At the Temple Mount in Jerusalem, where the Aqsa Mosque and the Dome of the Rock are located, visits by religious Jews are monitored by Wakf guards and Israeli police – and all Jewish prayer, including silent prayer, is forbidden, according to the Jerusalem Center for Public Affairs. The Wakf, an arm of the Jordanian Ministry of Sacred Properties, administers the site. No sacred Jewish objects, such as prayer books or prayer shawls, may be brought onto the mount, according to tourism website Tourist Israel.

"None of us came to make a mess," claimed the tour guide.

"There was one boy who had a bar mitzvah and at Aaron's Tomb we made a little celebration for him. When the policeman saw that we were singing, he quieted us and said that it's forbidden for us to sing."

Purported photos of Jewish tourists at the site which circulated through Jordanian media showed them praying with a Torah scroll.

"I don't know who read from a Torah scroll," said Ayalon, according to Ynet. "Our groups acted according to the book. We tried to act in a subdued manner and without opposition, but the behavior [of the authorities] was awful."

According to Ayalon, the group was forbidden from praying while traveling in Jordan, even in their hotel room.

The Awqaf ministry strongly condemned the entry of the tourists, adding that an investigation will be opened to find out what happened and who was responsible for allowing them into the site, according to the official Jordan News Agency.

Former Jordanian tourism minister Maha al-Khatib stated that the Israeli ambassador in Jordan filed a complaint against measures taken to limit the actions of Israeli tourists, including the requirement for a guide during tours and a prohibition against wearing religious clothing, according to Al Mayadeen.
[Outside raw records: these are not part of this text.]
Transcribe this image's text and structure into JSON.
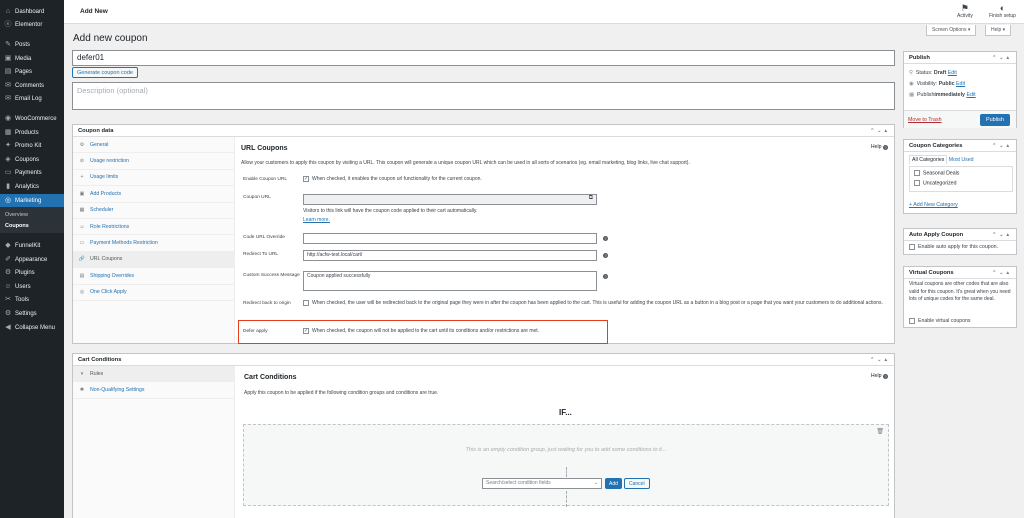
{
  "sidebar": {
    "items": [
      {
        "label": "Dashboard",
        "icon": "dashboard-icon",
        "glyph": "⌂"
      },
      {
        "label": "Elementor",
        "icon": "elementor-icon",
        "glyph": "ⓔ"
      },
      {
        "label": "Posts",
        "icon": "pin-icon",
        "glyph": "✎"
      },
      {
        "label": "Media",
        "icon": "media-icon",
        "glyph": "▣"
      },
      {
        "label": "Pages",
        "icon": "pages-icon",
        "glyph": "▤"
      },
      {
        "label": "Comments",
        "icon": "comments-icon",
        "glyph": "✉"
      },
      {
        "label": "Email Log",
        "icon": "email-icon",
        "glyph": "✉"
      },
      {
        "label": "WooCommerce",
        "icon": "woocommerce-icon",
        "glyph": "◉"
      },
      {
        "label": "Products",
        "icon": "products-icon",
        "glyph": "▦"
      },
      {
        "label": "Promo Kit",
        "icon": "promo-icon",
        "glyph": "✦"
      },
      {
        "label": "Coupons",
        "icon": "coupons-icon",
        "glyph": "◈"
      },
      {
        "label": "Payments",
        "icon": "payments-icon",
        "glyph": "▭"
      },
      {
        "label": "Analytics",
        "icon": "analytics-icon",
        "glyph": "▮"
      },
      {
        "label": "Marketing",
        "icon": "marketing-icon",
        "glyph": "◎"
      }
    ],
    "submenu": [
      "Overview",
      "Coupons"
    ],
    "items2": [
      {
        "label": "FunnelKit",
        "icon": "funnelkit-icon",
        "glyph": "◆"
      },
      {
        "label": "Appearance",
        "icon": "appearance-icon",
        "glyph": "✐"
      },
      {
        "label": "Plugins",
        "icon": "plugins-icon",
        "glyph": "⚙"
      },
      {
        "label": "Users",
        "icon": "users-icon",
        "glyph": "☺"
      },
      {
        "label": "Tools",
        "icon": "tools-icon",
        "glyph": "✂"
      },
      {
        "label": "Settings",
        "icon": "settings-icon",
        "glyph": "⚙"
      },
      {
        "label": "Collapse Menu",
        "icon": "collapse-icon",
        "glyph": "◀"
      }
    ]
  },
  "topbar": {
    "title": "Add New",
    "activity": "Activity",
    "finish": "Finish setup",
    "screen_options": "Screen Options ▾",
    "help": "Help ▾"
  },
  "page": {
    "title": "Add new coupon",
    "coupon_code": "defer01",
    "generate": "Generate coupon code",
    "description_placeholder": "Description (optional)"
  },
  "coupon_data": {
    "title": "Coupon data",
    "tabs": [
      "General",
      "Usage restriction",
      "Usage limits",
      "Add Products",
      "Scheduler",
      "Role Restrictions",
      "Payment Methods Restriction",
      "URL Coupons",
      "Shipping Overrides",
      "One Click Apply"
    ],
    "heading": "URL Coupons",
    "help": "Help",
    "intro": "Allow your customers to apply this coupon by visiting a URL. This coupon will generate a unique coupon URL which can be used in all sorts of scenarios (eg. email marketing, blog links, live chat support).",
    "enable_label": "Enable Coupon URL",
    "enable_text": "When checked, it enables the coupon url functionality for the current coupon.",
    "url_label": "Coupon URL",
    "url_help": "Visitors to this link will have the coupon code applied to their cart automatically.",
    "learn_more": "Learn more.",
    "override_label": "Code URL Override",
    "redirect_label": "Redirect To URL",
    "redirect_value": "http://acfw-test.local/cart/",
    "success_label": "Custom Success Message",
    "success_value": "Coupon applied successfully",
    "redirect_origin_label": "Redirect back to origin",
    "redirect_origin_text": "When checked, the user will be redirected back to the original page they were in after the coupon has been applied to the cart. This is useful for adding the coupon URL as a button in a blog post or a page that you want your customers to do additional actions.",
    "defer_label": "Defer apply",
    "defer_text": "When checked, the coupon will not be applied to the cart until its conditions and/or restrictions are met."
  },
  "cart_conditions": {
    "title": "Cart Conditions",
    "tabs": [
      "Rules",
      "Non-Qualifying Settings"
    ],
    "heading": "Cart Conditions",
    "help": "Help",
    "intro": "Apply this coupon to be applied if the following condition groups and conditions are true.",
    "if": "IF...",
    "empty": "This is an empty condition group, just waiting for you to add some conditions to it...",
    "search_placeholder": "Search/select condition fields",
    "add": "Add",
    "cancel": "Cancel"
  },
  "publish": {
    "title": "Publish",
    "status": "Status: ",
    "status_val": "Draft",
    "visibility": "Visibility: ",
    "visibility_val": "Public",
    "publish_line": "Publish ",
    "publish_val": "immediately",
    "edit": "Edit",
    "trash": "Move to Trash",
    "button": "Publish"
  },
  "categories": {
    "title": "Coupon Categories",
    "tab_all": "All Categories",
    "tab_used": "Most Used",
    "items": [
      "Seasonal Deals",
      "Uncategorized"
    ],
    "add": "+ Add New Category"
  },
  "auto_apply": {
    "title": "Auto Apply Coupon",
    "text": "Enable auto apply for this coupon."
  },
  "virtual": {
    "title": "Virtual Coupons",
    "text": "Virtual coupons are other codes that are also valid for this coupon. It's great when you need lots of unique codes for the same deal.",
    "checkbox": "Enable virtual coupons"
  }
}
Khatib also accused tourists of attempting to smuggle in religious clothing.

The former tourism minister also accused Israeli tourists, whom she called "the most miserable tourists who make trouble," of attempting to bury items at various sites in Jordan to "confirm" their claims of their history in the area.

"There is a Zionist scheme to claim ownership of any part of our Arab homeland, especially in archaeological sites," said Khatib.

"They want to convince the world that any place they went through even for two nights in the old days is their right, but we are not allowed to mention the history of our existence," said Khatib, according to the Shebab News Agency.